The two rivers that feed the basin, the Amu Darya and the Syr Darya, carry to the Aral about 10% of the water they did before Soviet industrial projects took hold in the 1960s. An ambitious new book, with contributions from 57 authors, describes the damage.  

About 17,000 square miles “of the seabed has become exposed and has turned into a vast desert,” the researchers write, “which has changed the local climate and intensified desertification in the region.” The remaining waters cover just 17% of the sea’s original 26,000 square-miles.

The Uzbek Town of Moynaq, a Graveyard of Commercial Fishing

Rusting fishing trawlers sit abandoned in Moynaq, Uzbekistan, in March 2018.

Photographer: Taylor Weidman/Bloomberg

The book proposes solutions, from bringing back weather and water monitoring that fell away in the 1990s to new legal agreements that bind the six Central Asian nations into sustainable water management. 

Currently, the basin is a beehive of competition among industries and nations that need water for different purposes, and at different times. Kyrgyzstan and Uzbekistan, however, are cooperating to bank and help manage the seasonal water resource. Kyrgyzstan uses winter run-off to generate power. Downstream, Uzbekistan uses the same water for irrigation in the summer.

Aral Sea

Satellite image of the shrinking of the Aral Sea from 2000 to 2013.

Source: NASA

The World Resources Institute recently reported that access to water for hundreds of millions of people is now at risk.

Along the Colorado River, climate change is causing aridification—the progression from cyclical drought to a permanent decrease in water—and threatening the welfare of 40 million Americans.
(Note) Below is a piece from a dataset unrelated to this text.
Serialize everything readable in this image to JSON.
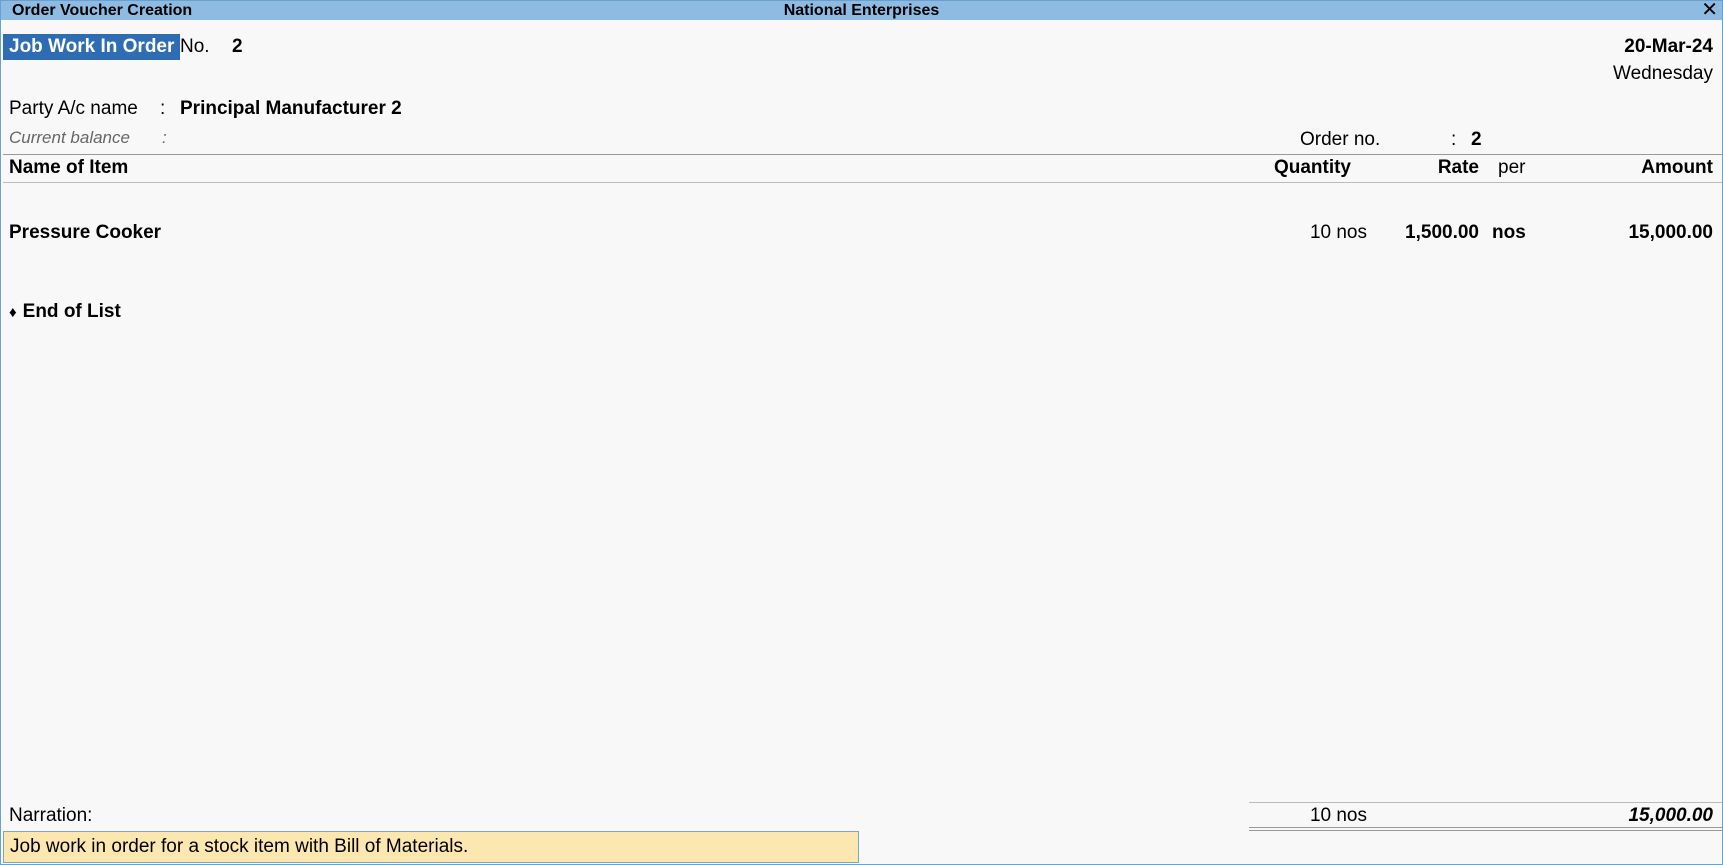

In California, the demands of hydropower leaves farmers reliant on limited groundwater. (A study released Wednesday in the journal  Nature Communications  suggests that solar and wind energy may be able to take some of the load from hydropower, freeing up surface water for agriculture.)